▶ _Exercise brief_
A complete answer lists every line of the entries below where the string "letter" appears.

▶ _The data_
=-=-=-=-=
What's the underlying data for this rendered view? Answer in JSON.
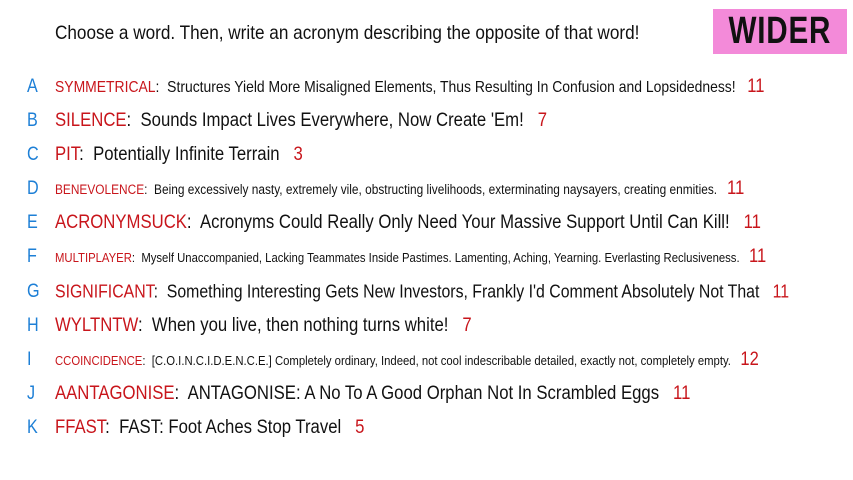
{
  "prompt": "Choose a word. Then, write an acronym describing the opposite of that word!",
  "badge": "WIDER",
  "colors": {
    "letter": "#1d7fd6",
    "word": "#c8151b",
    "badge_bg": "#f38ad9"
  },
  "rows": [
    {
      "letter": "A",
      "word": "SYMMETRICAL",
      "text": "Structures Yield More Misaligned Elements, Thus Resulting In Confusion and Lopsidedness!",
      "count": "11"
    },
    {
      "letter": "B",
      "word": "SILENCE",
      "text": "Sounds Impact Lives Everywhere, Now Create 'Em!",
      "count": "7"
    },
    {
      "letter": "C",
      "word": "PIT",
      "text": "Potentially Infinite Terrain",
      "count": "3"
    },
    {
      "letter": "D",
      "word": "BENEVOLENCE",
      "text": "Being excessively nasty, extremely vile, obstructing livelihoods, exterminating naysayers, creating enmities.",
      "count": "11"
    },
    {
      "letter": "E",
      "word": "ACRONYMSUCK",
      "text": "Acronyms Could Really Only Need Your Massive Support Until Can Kill!",
      "count": "11"
    },
    {
      "letter": "F",
      "word": "MULTIPLAYER",
      "text": "Myself Unaccompanied, Lacking Teammates Inside Pastimes. Lamenting, Aching, Yearning. Everlasting Reclusiveness.",
      "count": "11"
    },
    {
      "letter": "G",
      "word": "SIGNIFICANT",
      "text": "Something Interesting Gets New Investors, Frankly I'd Comment Absolutely Not That",
      "count": "11"
    },
    {
      "letter": "H",
      "word": "WYLTNTW",
      "text": "When you live, then nothing turns white!",
      "count": "7"
    },
    {
      "letter": "I",
      "word": "CCOINCIDENCE",
      "text": "[C.O.I.N.C.I.D.E.N.C.E.] Completely ordinary, Indeed, not cool indescribable detailed, exactly not, completely empty.",
      "count": "12"
    },
    {
      "letter": "J",
      "word": "AANTAGONISE",
      "text": "ANTAGONISE: A No To A Good Orphan Not In Scrambled Eggs",
      "count": "11"
    },
    {
      "letter": "K",
      "word": "FFAST",
      "text": "FAST: Foot Aches Stop Travel",
      "count": "5"
    }
  ]
}
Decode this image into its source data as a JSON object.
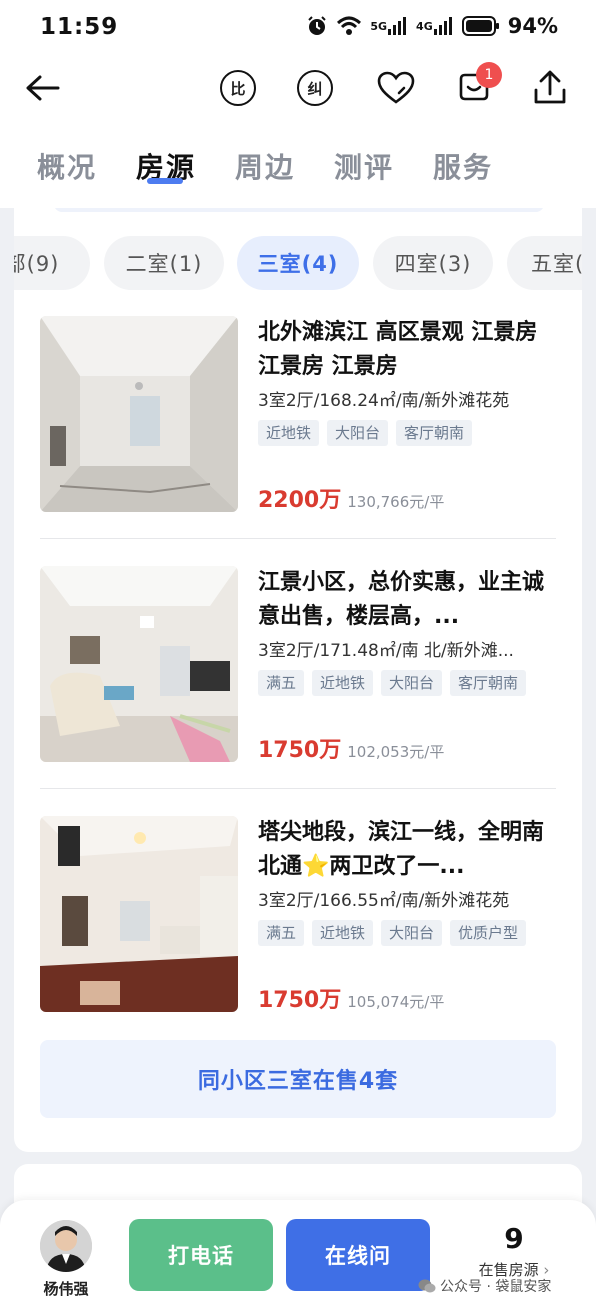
{
  "status_bar": {
    "time": "11:59",
    "network1": "5G",
    "network2": "4G",
    "battery": "94%"
  },
  "nav": {
    "compare_label": "比",
    "correct_label": "纠",
    "notification_count": "1"
  },
  "tabs": [
    {
      "label": "概况"
    },
    {
      "label": "房源"
    },
    {
      "label": "周边"
    },
    {
      "label": "测评"
    },
    {
      "label": "服务"
    }
  ],
  "filters": [
    {
      "label": "部(9)"
    },
    {
      "label": "二室(1)"
    },
    {
      "label": "三室(4)"
    },
    {
      "label": "四室(3)"
    },
    {
      "label": "五室("
    }
  ],
  "listings": [
    {
      "title": "北外滩滨江 高区景观 江景房 江景房 江景房",
      "specs": "3室2厅/168.24㎡/南/新外滩花苑",
      "tags": [
        "近地铁",
        "大阳台",
        "客厅朝南"
      ],
      "price": "2200万",
      "unit_price": "130,766元/平"
    },
    {
      "title": "江景小区，总价实惠，业主诚意出售，楼层高，...",
      "specs": "3室2厅/171.48㎡/南 北/新外滩...",
      "tags": [
        "满五",
        "近地铁",
        "大阳台",
        "客厅朝南"
      ],
      "price": "1750万",
      "unit_price": "102,053元/平"
    },
    {
      "title": "塔尖地段，滨江一线，全明南北通⭐两卫改了一...",
      "specs": "3室2厅/166.55㎡/南/新外滩花苑",
      "tags": [
        "满五",
        "近地铁",
        "大阳台",
        "优质户型"
      ],
      "price": "1750万",
      "unit_price": "105,074元/平"
    }
  ],
  "more_button": "同小区三室在售4套",
  "bottom": {
    "agent_name": "杨伟强",
    "call_label": "打电话",
    "chat_label": "在线问",
    "for_sale_count": "9",
    "for_sale_label": "在售房源",
    "watermark": "公众号 · 袋鼠安家"
  },
  "colors": {
    "accent": "#3f6fe6",
    "price": "#d93b30",
    "call": "#5bbf8a"
  }
}
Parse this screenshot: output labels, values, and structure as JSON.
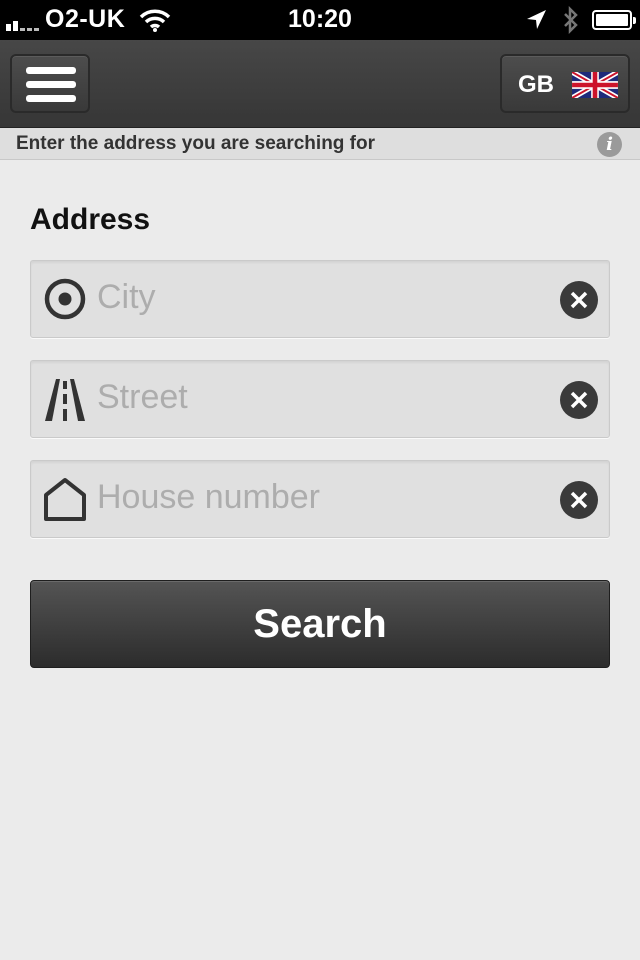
{
  "status_bar": {
    "carrier": "O2-UK",
    "time": "10:20"
  },
  "header": {
    "language_code": "GB",
    "flag_icon": "uk-flag-icon"
  },
  "info_bar": {
    "text": "Enter the address you are searching for",
    "icon": "info-icon"
  },
  "form": {
    "section_title": "Address",
    "fields": [
      {
        "placeholder": "City",
        "icon": "target-icon"
      },
      {
        "placeholder": "Street",
        "icon": "road-icon"
      },
      {
        "placeholder": "House number",
        "icon": "house-icon"
      }
    ],
    "search_label": "Search"
  },
  "colors": {
    "navbar": "#3d3d3d",
    "background": "#ebebeb",
    "field": "#e0e0e0",
    "placeholder": "#adadad",
    "button": "#3a3a3a"
  }
}
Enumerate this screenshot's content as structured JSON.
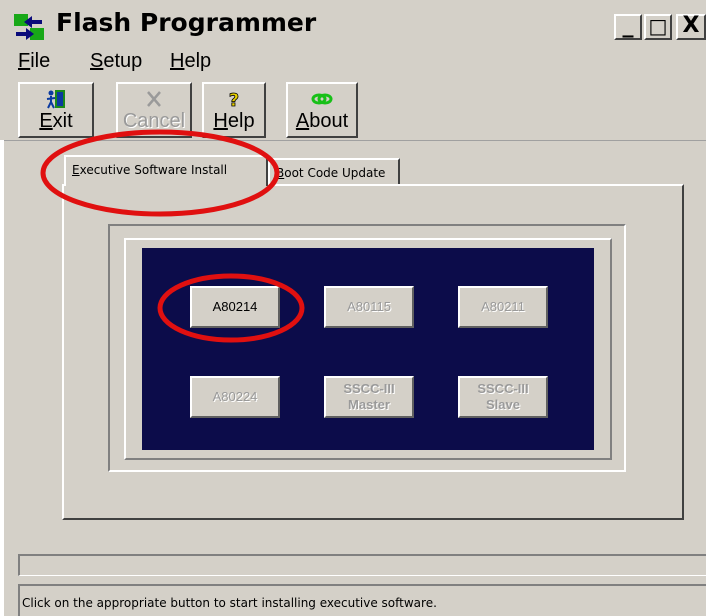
{
  "window": {
    "title": "Flash Programmer",
    "controls": {
      "minimize": "_",
      "maximize": "□",
      "close": "X"
    }
  },
  "menu": [
    {
      "accel": "F",
      "rest": "ile"
    },
    {
      "accel": "S",
      "rest": "etup"
    },
    {
      "accel": "H",
      "rest": "elp"
    }
  ],
  "toolbar": {
    "exit": {
      "accel": "E",
      "rest": "xit",
      "icon": "exit-door-icon"
    },
    "cancel": {
      "label": "Cancel",
      "icon": "cancel-x-icon",
      "disabled": true
    },
    "help": {
      "accel": "H",
      "rest": "elp",
      "icon": "help-question-icon"
    },
    "about": {
      "accel": "A",
      "rest": "bout",
      "icon": "about-link-icon"
    }
  },
  "tabs": [
    {
      "accel": "E",
      "rest": "xecutive Software Install",
      "active": true
    },
    {
      "accel": "B",
      "rest": "oot Code Update",
      "active": false
    }
  ],
  "buttons": {
    "a80214": "A80214",
    "a80115": "A80115",
    "a80211": "A80211",
    "a80224": "A80224",
    "sscc_master_line1": "SSCC-III",
    "sscc_master_line2": "Master",
    "sscc_slave_line1": "SSCC-III",
    "sscc_slave_line2": "Slave"
  },
  "status": {
    "message": "Click on the appropriate button to start installing executive software."
  },
  "colors": {
    "window_bg": "#d4d0c8",
    "panel_bg": "#0c0c4a",
    "annotation": "#e01010"
  }
}
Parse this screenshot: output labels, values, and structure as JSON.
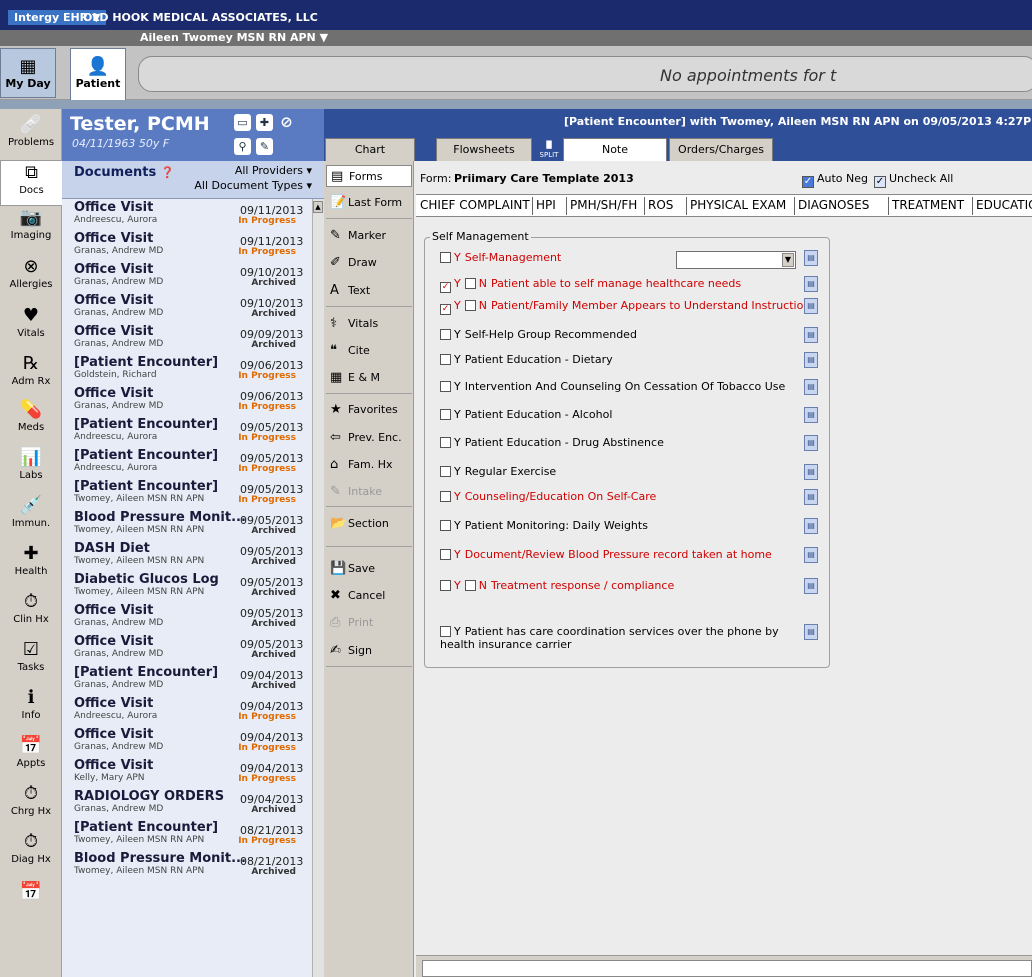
{
  "titlebar": {
    "app_menu": "Intergy EHR ▼",
    "practice": "OLD HOOK MEDICAL ASSOCIATES, LLC"
  },
  "userbar": {
    "user": "Aileen Twomey MSN RN APN ▼"
  },
  "toolbar": {
    "myday": "My Day",
    "patient": "Patient",
    "appointments": "No appointments for t"
  },
  "nav": [
    {
      "label": "Problems",
      "icon": "bandage-icon",
      "glyph": "🩹"
    },
    {
      "label": "Docs",
      "icon": "documents-icon",
      "glyph": "⧉"
    },
    {
      "label": "Imaging",
      "icon": "camera-icon",
      "glyph": "📷"
    },
    {
      "label": "Allergies",
      "icon": "allergies-icon",
      "glyph": "⊗"
    },
    {
      "label": "Vitals",
      "icon": "vitals-icon",
      "glyph": "♥"
    },
    {
      "label": "Adm Rx",
      "icon": "rx-icon",
      "glyph": "℞"
    },
    {
      "label": "Meds",
      "icon": "pill-icon",
      "glyph": "💊"
    },
    {
      "label": "Labs",
      "icon": "labs-icon",
      "glyph": "📊"
    },
    {
      "label": "Immun.",
      "icon": "syringe-icon",
      "glyph": "💉"
    },
    {
      "label": "Health",
      "icon": "health-icon",
      "glyph": "✚"
    },
    {
      "label": "Clin Hx",
      "icon": "clock-icon",
      "glyph": "⏱"
    },
    {
      "label": "Tasks",
      "icon": "checkmark-icon",
      "glyph": "☑"
    },
    {
      "label": "Info",
      "icon": "info-icon",
      "glyph": "ℹ"
    },
    {
      "label": "Appts",
      "icon": "calendar-icon",
      "glyph": "📅"
    },
    {
      "label": "Chrg Hx",
      "icon": "charge-history-icon",
      "glyph": "⏱"
    },
    {
      "label": "Diag Hx",
      "icon": "diagnosis-history-icon",
      "glyph": "⏱"
    },
    {
      "label": "",
      "icon": "more-icon",
      "glyph": "📅"
    }
  ],
  "patient": {
    "name": "Tester, PCMH",
    "dob": "04/11/1963  50y F"
  },
  "encounter": {
    "title": "[Patient Encounter]  with Twomey, Aileen MSN RN APN  on 09/05/2013 4:27P"
  },
  "tabs": {
    "chart": "Chart",
    "flowsheets": "Flowsheets",
    "split": "SPLIT",
    "note": "Note",
    "orders": "Orders/Charges"
  },
  "documents": {
    "title": "Documents",
    "providers": "All Providers ▾",
    "types": "All Document Types ▾",
    "items": [
      {
        "title": "Office Visit",
        "author": "Andreescu, Aurora",
        "date": "09/11/2013",
        "status": "In Progress"
      },
      {
        "title": "Office Visit",
        "author": "Granas, Andrew MD",
        "date": "09/11/2013",
        "status": "In Progress"
      },
      {
        "title": "Office Visit",
        "author": "Granas, Andrew MD",
        "date": "09/10/2013",
        "status": "Archived"
      },
      {
        "title": "Office Visit",
        "author": "Granas, Andrew MD",
        "date": "09/10/2013",
        "status": "Archived"
      },
      {
        "title": "Office Visit",
        "author": "Granas, Andrew MD",
        "date": "09/09/2013",
        "status": "Archived"
      },
      {
        "title": "[Patient Encounter]",
        "author": "Goldstein, Richard",
        "date": "09/06/2013",
        "status": "In Progress"
      },
      {
        "title": "Office Visit",
        "author": "Granas, Andrew MD",
        "date": "09/06/2013",
        "status": "In Progress"
      },
      {
        "title": "[Patient Encounter]",
        "author": "Andreescu, Aurora",
        "date": "09/05/2013",
        "status": "In Progress"
      },
      {
        "title": "[Patient Encounter]",
        "author": "Andreescu, Aurora",
        "date": "09/05/2013",
        "status": "In Progress"
      },
      {
        "title": "[Patient Encounter]",
        "author": "Twomey, Aileen MSN RN APN",
        "date": "09/05/2013",
        "status": "In Progress"
      },
      {
        "title": "Blood Pressure Monit...",
        "author": "Twomey, Aileen MSN RN APN",
        "date": "09/05/2013",
        "status": "Archived"
      },
      {
        "title": "DASH Diet",
        "author": "Twomey, Aileen MSN RN APN",
        "date": "09/05/2013",
        "status": "Archived"
      },
      {
        "title": "Diabetic Glucos Log",
        "author": "Twomey, Aileen MSN RN APN",
        "date": "09/05/2013",
        "status": "Archived"
      },
      {
        "title": "Office Visit",
        "author": "Granas, Andrew MD",
        "date": "09/05/2013",
        "status": "Archived"
      },
      {
        "title": "Office Visit",
        "author": "Granas, Andrew MD",
        "date": "09/05/2013",
        "status": "Archived"
      },
      {
        "title": "[Patient Encounter]",
        "author": "Granas, Andrew MD",
        "date": "09/04/2013",
        "status": "Archived"
      },
      {
        "title": "Office Visit",
        "author": "Andreescu, Aurora",
        "date": "09/04/2013",
        "status": "In Progress"
      },
      {
        "title": "Office Visit",
        "author": "Granas, Andrew MD",
        "date": "09/04/2013",
        "status": "In Progress"
      },
      {
        "title": "Office Visit",
        "author": "Kelly, Mary APN",
        "date": "09/04/2013",
        "status": "In Progress"
      },
      {
        "title": "RADIOLOGY ORDERS",
        "author": "Granas, Andrew MD",
        "date": "09/04/2013",
        "status": "Archived"
      },
      {
        "title": "[Patient Encounter]",
        "author": "Twomey, Aileen MSN RN APN",
        "date": "08/21/2013",
        "status": "In Progress"
      },
      {
        "title": "Blood Pressure Monit...",
        "author": "Twomey, Aileen MSN RN APN",
        "date": "08/21/2013",
        "status": "Archived"
      }
    ]
  },
  "commands": [
    {
      "label": "Forms",
      "icon": "forms-icon",
      "glyph": "▤"
    },
    {
      "label": "Last Form",
      "icon": "last-form-icon",
      "glyph": "📝"
    },
    {
      "label": "Marker",
      "icon": "marker-icon",
      "glyph": "✎"
    },
    {
      "label": "Draw",
      "icon": "draw-icon",
      "glyph": "✐"
    },
    {
      "label": "Text",
      "icon": "text-icon",
      "glyph": "A"
    },
    {
      "label": "Vitals",
      "icon": "vitals-cmd-icon",
      "glyph": "⚕"
    },
    {
      "label": "Cite",
      "icon": "cite-icon",
      "glyph": "❝"
    },
    {
      "label": "E & M",
      "icon": "em-icon",
      "glyph": "▦"
    },
    {
      "label": "Favorites",
      "icon": "favorites-icon",
      "glyph": "★"
    },
    {
      "label": "Prev. Enc.",
      "icon": "previous-encounter-icon",
      "glyph": "⇦"
    },
    {
      "label": "Fam. Hx",
      "icon": "family-history-icon",
      "glyph": "⌂"
    },
    {
      "label": "Intake",
      "icon": "intake-icon",
      "glyph": "✎"
    },
    {
      "label": "Section",
      "icon": "section-icon",
      "glyph": "📂"
    },
    {
      "label": "Save",
      "icon": "save-icon",
      "glyph": "💾"
    },
    {
      "label": "Cancel",
      "icon": "cancel-icon",
      "glyph": "✖"
    },
    {
      "label": "Print",
      "icon": "print-icon",
      "glyph": "⎙"
    },
    {
      "label": "Sign",
      "icon": "sign-icon",
      "glyph": "✍"
    }
  ],
  "form": {
    "label": "Form:",
    "name": "Priimary Care Template 2013",
    "auto_neg": "Auto Neg",
    "uncheck_all": "Uncheck All",
    "sections": [
      "CHIEF COMPLAINT",
      "HPI",
      "PMH/SH/FH",
      "ROS",
      "PHYSICAL EXAM",
      "DIAGNOSES",
      "TREATMENT",
      "EDUCATION"
    ],
    "group_title": "Self Management",
    "items": [
      {
        "text": "Self-Management",
        "yes": "Y",
        "no": "",
        "red": true,
        "checked_y": false,
        "has_n": false
      },
      {
        "text": "Patient able to self manage healthcare needs",
        "yes": "Y",
        "no": "N",
        "red": true,
        "checked_y": true,
        "has_n": true
      },
      {
        "text": "Patient/Family Member Appears to Understand Instructions",
        "yes": "Y",
        "no": "N",
        "red": true,
        "checked_y": true,
        "has_n": true
      },
      {
        "text": "Self-Help Group Recommended",
        "yes": "Y",
        "no": "",
        "red": false,
        "checked_y": false,
        "has_n": false
      },
      {
        "text": "Patient Education - Dietary",
        "yes": "Y",
        "no": "",
        "red": false,
        "checked_y": false,
        "has_n": false
      },
      {
        "text": "Intervention And Counseling On Cessation Of Tobacco Use",
        "yes": "Y",
        "no": "",
        "red": false,
        "checked_y": false,
        "has_n": false
      },
      {
        "text": "Patient Education - Alcohol",
        "yes": "Y",
        "no": "",
        "red": false,
        "checked_y": false,
        "has_n": false
      },
      {
        "text": "Patient Education - Drug Abstinence",
        "yes": "Y",
        "no": "",
        "red": false,
        "checked_y": false,
        "has_n": false
      },
      {
        "text": "Regular Exercise",
        "yes": "Y",
        "no": "",
        "red": false,
        "checked_y": false,
        "has_n": false
      },
      {
        "text": "Counseling/Education On Self-Care",
        "yes": "Y",
        "no": "",
        "red": true,
        "checked_y": false,
        "has_n": false
      },
      {
        "text": "Patient Monitoring: Daily Weights",
        "yes": "Y",
        "no": "",
        "red": false,
        "checked_y": false,
        "has_n": false
      },
      {
        "text": "Document/Review Blood Pressure record  taken at home",
        "yes": "Y",
        "no": "",
        "red": true,
        "checked_y": false,
        "has_n": false
      },
      {
        "text": "Treatment response / compliance",
        "yes": "Y",
        "no": "N",
        "red": true,
        "checked_y": false,
        "has_n": true
      },
      {
        "text": "Patient has care coordination services over the phone by  health insurance carrier",
        "yes": "Y",
        "no": "",
        "red": false,
        "checked_y": false,
        "has_n": false
      }
    ]
  },
  "colors": {
    "in_progress": "#e06a00",
    "archived": "#333333",
    "red_item": "#d00000"
  }
}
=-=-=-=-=
▶ _Task answer_
    "letter": "#1d7fd6",
      "letter": "A",
      "letter": "B",
      "letter": "C",
      "letter": "D",
      "letter": "E",
      "letter": "F",
      "letter": "G",
      "letter": "H",
      "letter": "I",
      "letter": "J",
      "letter": "K",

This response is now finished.